The US Senate and House of Representatives have both voted to extend the deadline for closing on houses bought by April 30 from June 30 to September 30 in the hopes of allowing around 180,000 home buyers to complete their transactions and still qualify for the tax credit. While this does not extend the period in which home buyers could qualify for the credit itself, it does mean that people who began the deal process to buy a home by the end of April will be able to receive the credit despite not completing the deal by the due date of June 30, which is what many home buyers are facing due to the delay in mortgage processing that has resulted from the popularity of the tax credit.
The extended-deadline amendment to HR 4213, the "American Jobs and Closing Tax Loopholes Act of 2010," was added onto an amendment that also extended unemployment benefits. It just barely passed before the June 30 deadline, and was written so that there will be no gap between June 30 and when it was signed by the President in early July. Home buyers will still have to show all the evidence that they entered a contract before April 30.
So what does this mean? The newly-passed amendment eases the stress of thousands of NJ home buyers. The credit has proven to be extremely popular, which has been great for home sales, but has also led to backups in the normal time it takes to qualify for a mortgage. In addition, many first-time buyers are buying homes in foreclosure or short sale and the additional paperwork is adding to the logjam. Those of you waiting for your mortgage to clear, there is at least the bright side of amazing rates to look forward to, the best recorded by Freddie Mac since 1971, when it started following interest rates.
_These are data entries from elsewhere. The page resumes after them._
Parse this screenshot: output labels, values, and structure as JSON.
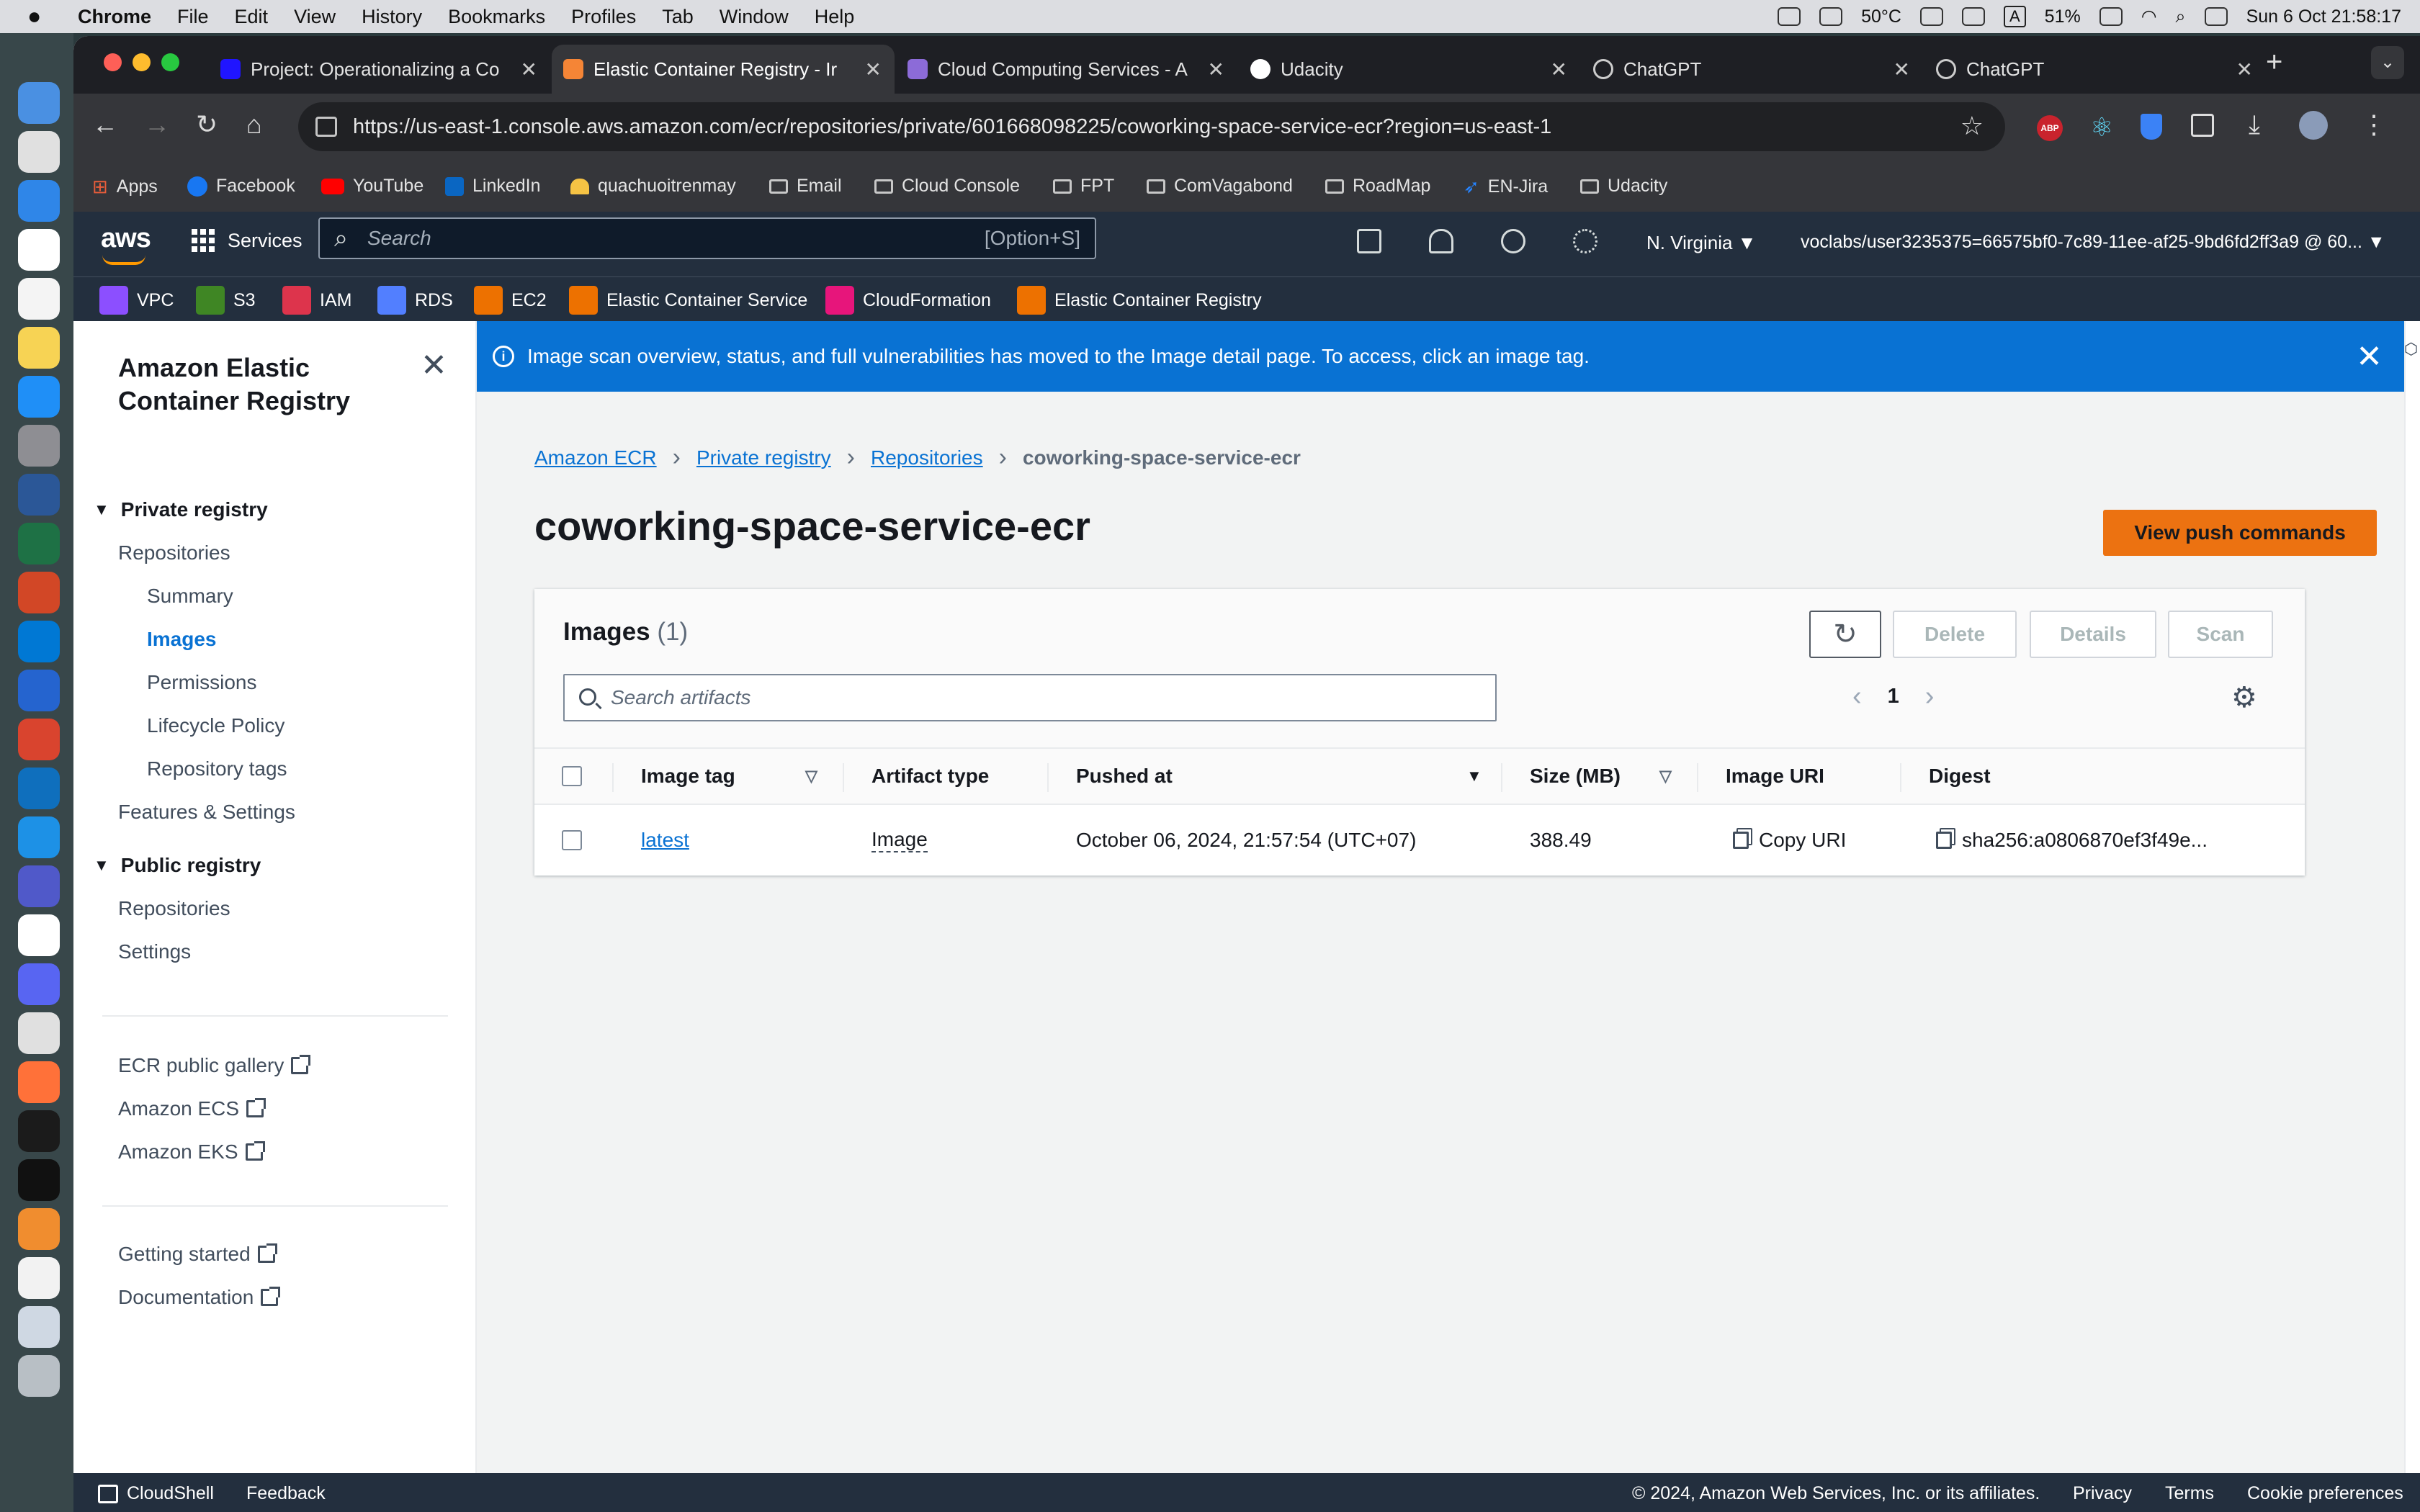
{
  "menubar": {
    "apple": "",
    "items": [
      "Chrome",
      "File",
      "Edit",
      "View",
      "History",
      "Bookmarks",
      "Profiles",
      "Tab",
      "Window",
      "Help"
    ],
    "temperature": "50°C",
    "battery": "51%",
    "datetime": "Sun 6 Oct  21:58:17",
    "input_source": "A"
  },
  "tabs": [
    {
      "title": "Project: Operationalizing a Co",
      "active": false
    },
    {
      "title": "Elastic Container Registry - Ir",
      "active": true
    },
    {
      "title": "Cloud Computing Services - A",
      "active": false
    },
    {
      "title": "Udacity",
      "active": false
    },
    {
      "title": "ChatGPT",
      "active": false
    },
    {
      "title": "ChatGPT",
      "active": false
    }
  ],
  "new_tab": "+",
  "url": "https://us-east-1.console.aws.amazon.com/ecr/repositories/private/601668098225/coworking-space-service-ecr?region=us-east-1",
  "bookmarks": [
    "Apps",
    "Facebook",
    "YouTube",
    "LinkedIn",
    "quachuoitrenmay",
    "Email",
    "Cloud Console",
    "FPT",
    "ComVagabond",
    "RoadMap",
    "EN-Jira",
    "Udacity"
  ],
  "extensions": {
    "abp": "ABP"
  },
  "aws": {
    "logo": "aws",
    "services": "Services",
    "search_placeholder": "Search",
    "search_shortcut": "[Option+S]",
    "region": "N. Virginia ▼",
    "account": "voclabs/user3235375=66575bf0-7c89-11ee-af25-9bd6fd2ff3a9 @ 60... ▼",
    "favorites": [
      "VPC",
      "S3",
      "IAM",
      "RDS",
      "EC2",
      "Elastic Container Service",
      "CloudFormation",
      "Elastic Container Registry"
    ]
  },
  "sidebar": {
    "title": "Amazon Elastic Container Registry",
    "private_registry": "Private registry",
    "private_items": [
      "Repositories",
      "Summary",
      "Images",
      "Permissions",
      "Lifecycle Policy",
      "Repository tags",
      "Features & Settings"
    ],
    "public_registry": "Public registry",
    "public_items": [
      "Repositories",
      "Settings"
    ],
    "external_links": [
      "ECR public gallery",
      "Amazon ECS",
      "Amazon EKS"
    ],
    "help_links": [
      "Getting started",
      "Documentation"
    ]
  },
  "flash": {
    "message": "Image scan overview, status, and full vulnerabilities has moved to the Image detail page. To access, click an image tag."
  },
  "breadcrumb": [
    "Amazon ECR",
    "Private registry",
    "Repositories",
    "coworking-space-service-ecr"
  ],
  "page_title": "coworking-space-service-ecr",
  "push_button": "View push commands",
  "images_panel": {
    "heading": "Images",
    "count": "(1)",
    "buttons": {
      "delete": "Delete",
      "details": "Details",
      "scan": "Scan"
    },
    "search_placeholder": "Search artifacts",
    "page": "1",
    "columns": [
      "Image tag",
      "Artifact type",
      "Pushed at",
      "Size (MB)",
      "Image URI",
      "Digest"
    ],
    "rows": [
      {
        "tag": "latest",
        "artifact_type": "Image",
        "pushed_at": "October 06, 2024, 21:57:54 (UTC+07)",
        "size": "388.49",
        "uri": "Copy URI",
        "digest": "sha256:a0806870ef3f49e..."
      }
    ]
  },
  "footer": {
    "cloudshell": "CloudShell",
    "feedback": "Feedback",
    "copyright": "© 2024, Amazon Web Services, Inc. or its affiliates.",
    "privacy": "Privacy",
    "terms": "Terms",
    "cookies": "Cookie preferences"
  },
  "colors": {
    "aws_header": "#232f3e",
    "link_blue": "#0972d3",
    "primary_button": "#ec7211",
    "flash_blue": "#0972d3"
  }
}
The average annual rate for a 30-year fixed-rate mortgage (20% down) is now 4.69%. Just a year ago the rate was 5.42%. Though the low rates are a sign of the shaky economy, they are a positive for those looking to buy homes or refinance existing mortgages. No wonder mortgage brokers are swamped!